> **Goal of the exercise**
Copy the whole listing below exactly.
--*--
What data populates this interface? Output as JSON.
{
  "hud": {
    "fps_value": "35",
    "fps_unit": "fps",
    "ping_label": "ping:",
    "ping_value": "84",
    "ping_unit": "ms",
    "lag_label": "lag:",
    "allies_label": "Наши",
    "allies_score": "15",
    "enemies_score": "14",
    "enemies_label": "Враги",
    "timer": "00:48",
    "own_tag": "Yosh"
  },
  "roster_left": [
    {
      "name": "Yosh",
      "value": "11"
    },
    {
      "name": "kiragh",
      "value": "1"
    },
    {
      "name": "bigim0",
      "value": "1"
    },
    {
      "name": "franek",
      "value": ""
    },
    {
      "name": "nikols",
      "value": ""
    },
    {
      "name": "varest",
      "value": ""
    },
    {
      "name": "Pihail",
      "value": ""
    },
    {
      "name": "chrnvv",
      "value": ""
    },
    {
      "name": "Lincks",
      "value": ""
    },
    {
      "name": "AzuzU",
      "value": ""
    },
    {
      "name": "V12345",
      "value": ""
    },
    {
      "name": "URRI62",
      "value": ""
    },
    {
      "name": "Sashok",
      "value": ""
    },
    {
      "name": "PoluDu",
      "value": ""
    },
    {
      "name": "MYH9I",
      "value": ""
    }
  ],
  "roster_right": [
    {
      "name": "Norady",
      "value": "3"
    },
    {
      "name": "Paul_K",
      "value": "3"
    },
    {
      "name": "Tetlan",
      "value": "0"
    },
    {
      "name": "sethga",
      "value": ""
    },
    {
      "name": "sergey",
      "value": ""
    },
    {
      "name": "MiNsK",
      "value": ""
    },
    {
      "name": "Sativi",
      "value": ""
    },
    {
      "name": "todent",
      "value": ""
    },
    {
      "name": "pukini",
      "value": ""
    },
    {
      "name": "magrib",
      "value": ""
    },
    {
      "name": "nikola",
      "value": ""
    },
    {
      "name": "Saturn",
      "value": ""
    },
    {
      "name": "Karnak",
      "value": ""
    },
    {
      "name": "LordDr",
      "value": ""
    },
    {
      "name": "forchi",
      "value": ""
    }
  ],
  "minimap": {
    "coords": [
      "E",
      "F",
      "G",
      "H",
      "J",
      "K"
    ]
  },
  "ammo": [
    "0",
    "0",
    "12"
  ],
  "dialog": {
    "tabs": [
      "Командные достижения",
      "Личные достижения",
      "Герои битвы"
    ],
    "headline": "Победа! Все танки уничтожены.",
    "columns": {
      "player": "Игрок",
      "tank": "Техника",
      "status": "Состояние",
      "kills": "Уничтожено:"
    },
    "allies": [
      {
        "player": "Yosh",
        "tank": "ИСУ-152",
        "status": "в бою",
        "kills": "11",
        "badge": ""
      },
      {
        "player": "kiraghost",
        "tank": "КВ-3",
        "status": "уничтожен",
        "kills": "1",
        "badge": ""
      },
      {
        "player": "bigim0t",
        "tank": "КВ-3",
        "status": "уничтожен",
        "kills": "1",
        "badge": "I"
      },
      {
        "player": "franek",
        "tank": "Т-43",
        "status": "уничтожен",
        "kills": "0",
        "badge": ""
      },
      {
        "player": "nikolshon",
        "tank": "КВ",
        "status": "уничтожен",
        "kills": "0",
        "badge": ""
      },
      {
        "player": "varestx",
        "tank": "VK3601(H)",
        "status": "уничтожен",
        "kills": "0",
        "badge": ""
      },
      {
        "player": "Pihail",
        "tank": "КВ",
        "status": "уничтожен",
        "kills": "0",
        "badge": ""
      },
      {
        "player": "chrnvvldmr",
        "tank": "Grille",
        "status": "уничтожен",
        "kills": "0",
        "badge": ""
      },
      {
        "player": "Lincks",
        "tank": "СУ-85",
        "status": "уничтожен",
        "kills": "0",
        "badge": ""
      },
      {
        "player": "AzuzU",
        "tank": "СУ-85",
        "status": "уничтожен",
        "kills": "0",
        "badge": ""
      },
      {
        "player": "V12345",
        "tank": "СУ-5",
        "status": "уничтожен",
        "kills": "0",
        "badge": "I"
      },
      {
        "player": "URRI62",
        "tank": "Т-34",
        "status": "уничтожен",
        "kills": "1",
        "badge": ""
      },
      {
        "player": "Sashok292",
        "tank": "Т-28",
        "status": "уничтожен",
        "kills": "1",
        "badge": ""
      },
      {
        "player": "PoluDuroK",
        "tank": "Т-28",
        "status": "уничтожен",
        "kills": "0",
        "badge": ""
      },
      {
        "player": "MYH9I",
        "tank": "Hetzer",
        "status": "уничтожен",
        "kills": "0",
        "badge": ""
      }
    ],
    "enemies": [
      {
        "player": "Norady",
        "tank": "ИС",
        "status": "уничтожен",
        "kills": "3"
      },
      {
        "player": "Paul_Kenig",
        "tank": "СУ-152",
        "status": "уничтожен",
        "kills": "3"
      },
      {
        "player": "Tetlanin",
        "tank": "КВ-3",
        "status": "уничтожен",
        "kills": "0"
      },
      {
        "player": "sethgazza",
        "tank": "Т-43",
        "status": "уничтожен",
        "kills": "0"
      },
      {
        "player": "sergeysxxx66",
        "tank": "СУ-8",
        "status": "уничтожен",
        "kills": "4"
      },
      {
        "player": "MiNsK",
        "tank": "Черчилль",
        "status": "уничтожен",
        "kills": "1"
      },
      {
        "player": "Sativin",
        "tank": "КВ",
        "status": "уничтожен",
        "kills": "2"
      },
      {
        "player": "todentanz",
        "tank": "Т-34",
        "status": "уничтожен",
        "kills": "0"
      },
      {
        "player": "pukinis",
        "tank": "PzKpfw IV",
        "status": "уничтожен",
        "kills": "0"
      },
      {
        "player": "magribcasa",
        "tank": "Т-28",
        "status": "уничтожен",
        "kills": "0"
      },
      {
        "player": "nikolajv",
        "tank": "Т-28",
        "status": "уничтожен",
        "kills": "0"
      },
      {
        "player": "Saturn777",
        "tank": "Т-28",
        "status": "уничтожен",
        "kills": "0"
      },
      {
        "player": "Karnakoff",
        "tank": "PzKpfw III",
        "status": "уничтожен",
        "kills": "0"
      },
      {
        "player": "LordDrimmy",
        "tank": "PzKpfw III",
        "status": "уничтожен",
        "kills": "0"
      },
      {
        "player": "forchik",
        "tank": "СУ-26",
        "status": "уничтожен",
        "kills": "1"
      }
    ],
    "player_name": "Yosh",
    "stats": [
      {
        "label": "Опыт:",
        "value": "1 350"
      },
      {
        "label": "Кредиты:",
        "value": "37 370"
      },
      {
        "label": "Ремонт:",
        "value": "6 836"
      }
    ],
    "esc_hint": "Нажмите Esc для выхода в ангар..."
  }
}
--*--
> **Exercise solution**
What data populates this interface? Output as JSON.
{
  "hud": {
    "fps_value": "35",
    "fps_unit": "fps",
    "ping_label": "ping:",
    "ping_value": "84",
    "ping_unit": "ms",
    "lag_label": "lag:",
    "allies_label": "Наши",
    "allies_score": "15",
    "enemies_score": "14",
    "enemies_label": "Враги",
    "timer": "00:48",
    "own_tag": "Yosh"
  },
  "roster_left": [
    {
      "name": "Yosh",
      "value": "11"
    },
    {
      "name": "kiragh",
      "value": "1"
    },
    {
      "name": "bigim0",
      "value": "1"
    },
    {
      "name": "franek",
      "value": ""
    },
    {
      "name": "nikols",
      "value": ""
    },
    {
      "name": "varest",
      "value": ""
    },
    {
      "name": "Pihail",
      "value": ""
    },
    {
      "name": "chrnvv",
      "value": ""
    },
    {
      "name": "Lincks",
      "value": ""
    },
    {
      "name": "AzuzU",
      "value": ""
    },
    {
      "name": "V12345",
      "value": ""
    },
    {
      "name": "URRI62",
      "value": ""
    },
    {
      "name": "Sashok",
      "value": ""
    },
    {
      "name": "PoluDu",
      "value": ""
    },
    {
      "name": "MYH9I",
      "value": ""
    }
  ],
  "roster_right": [
    {
      "name": "Norady",
      "value": "3"
    },
    {
      "name": "Paul_K",
      "value": "3"
    },
    {
      "name": "Tetlan",
      "value": "0"
    },
    {
      "name": "sethga",
      "value": ""
    },
    {
      "name": "sergey",
      "value": ""
    },
    {
      "name": "MiNsK",
      "value": ""
    },
    {
      "name": "Sativi",
      "value": ""
    },
    {
      "name": "todent",
      "value": ""
    },
    {
      "name": "pukini",
      "value": ""
    },
    {
      "name": "magrib",
      "value": ""
    },
    {
      "name": "nikola",
      "value": ""
    },
    {
      "name": "Saturn",
      "value": ""
    },
    {
      "name": "Karnak",
      "value": ""
    },
    {
      "name": "LordDr",
      "value": ""
    },
    {
      "name": "forchi",
      "value": ""
    }
  ],
  "minimap": {
    "coords": [
      "E",
      "F",
      "G",
      "H",
      "J",
      "K"
    ]
  },
  "ammo": [
    "0",
    "0",
    "12"
  ],
  "dialog": {
    "tabs": [
      "Командные достижения",
      "Личные достижения",
      "Герои битвы"
    ],
    "headline": "Победа! Все танки уничтожены.",
    "columns": {
      "player": "Игрок",
      "tank": "Техника",
      "status": "Состояние",
      "kills": "Уничтожено:"
    },
    "allies": [
      {
        "player": "Yosh",
        "tank": "ИСУ-152",
        "status": "в бою",
        "kills": "11",
        "badge": ""
      },
      {
        "player": "kiraghost",
        "tank": "КВ-3",
        "status": "уничтожен",
        "kills": "1",
        "badge": ""
      },
      {
        "player": "bigim0t",
        "tank": "КВ-3",
        "status": "уничтожен",
        "kills": "1",
        "badge": "I"
      },
      {
        "player": "franek",
        "tank": "Т-43",
        "status": "уничтожен",
        "kills": "0",
        "badge": ""
      },
      {
        "player": "nikolshon",
        "tank": "КВ",
        "status": "уничтожен",
        "kills": "0",
        "badge": ""
      },
      {
        "player": "varestx",
        "tank": "VK3601(H)",
        "status": "уничтожен",
        "kills": "0",
        "badge": ""
      },
      {
        "player": "Pihail",
        "tank": "КВ",
        "status": "уничтожен",
        "kills": "0",
        "badge": ""
      },
      {
        "player": "chrnvvldmr",
        "tank": "Grille",
        "status": "уничтожен",
        "kills": "0",
        "badge": ""
      },
      {
        "player": "Lincks",
        "tank": "СУ-85",
        "status": "уничтожен",
        "kills": "0",
        "badge": ""
      },
      {
        "player": "AzuzU",
        "tank": "СУ-85",
        "status": "уничтожен",
        "kills": "0",
        "badge": ""
      },
      {
        "player": "V12345",
        "tank": "СУ-5",
        "status": "уничтожен",
        "kills": "0",
        "badge": "I"
      },
      {
        "player": "URRI62",
        "tank": "Т-34",
        "status": "уничтожен",
        "kills": "1",
        "badge": ""
      },
      {
        "player": "Sashok292",
        "tank": "Т-28",
        "status": "уничтожен",
        "kills": "1",
        "badge": ""
      },
      {
        "player": "PoluDuroK",
        "tank": "Т-28",
        "status": "уничтожен",
        "kills": "0",
        "badge": ""
      },
      {
        "player": "MYH9I",
        "tank": "Hetzer",
        "status": "уничтожен",
        "kills": "0",
        "badge": ""
      }
    ],
    "enemies": [
      {
        "player": "Norady",
        "tank": "ИС",
        "status": "уничтожен",
        "kills": "3"
      },
      {
        "player": "Paul_Kenig",
        "tank": "СУ-152",
        "status": "уничтожен",
        "kills": "3"
      },
      {
        "player": "Tetlanin",
        "tank": "КВ-3",
        "status": "уничтожен",
        "kills": "0"
      },
      {
        "player": "sethgazza",
        "tank": "Т-43",
        "status": "уничтожен",
        "kills": "0"
      },
      {
        "player": "sergeysxxx66",
        "tank": "СУ-8",
        "status": "уничтожен",
        "kills": "4"
      },
      {
        "player": "MiNsK",
        "tank": "Черчилль",
        "status": "уничтожен",
        "kills": "1"
      },
      {
        "player": "Sativin",
        "tank": "КВ",
        "status": "уничтожен",
        "kills": "2"
      },
      {
        "player": "todentanz",
        "tank": "Т-34",
        "status": "уничтожен",
        "kills": "0"
      },
      {
        "player": "pukinis",
        "tank": "PzKpfw IV",
        "status": "уничтожен",
        "kills": "0"
      },
      {
        "player": "magribcasa",
        "tank": "Т-28",
        "status": "уничтожен",
        "kills": "0"
      },
      {
        "player": "nikolajv",
        "tank": "Т-28",
        "status": "уничтожен",
        "kills": "0"
      },
      {
        "player": "Saturn777",
        "tank": "Т-28",
        "status": "уничтожен",
        "kills": "0"
      },
      {
        "player": "Karnakoff",
        "tank": "PzKpfw III",
        "status": "уничтожен",
        "kills": "0"
      },
      {
        "player": "LordDrimmy",
        "tank": "PzKpfw III",
        "status": "уничтожен",
        "kills": "0"
      },
      {
        "player": "forchik",
        "tank": "СУ-26",
        "status": "уничтожен",
        "kills": "1"
      }
    ],
    "player_name": "Yosh",
    "stats": [
      {
        "label": "Опыт:",
        "value": "1 350"
      },
      {
        "label": "Кредиты:",
        "value": "37 370"
      },
      {
        "label": "Ремонт:",
        "value": "6 836"
      }
    ],
    "esc_hint": "Нажмите Esc для выхода в ангар..."
  }
}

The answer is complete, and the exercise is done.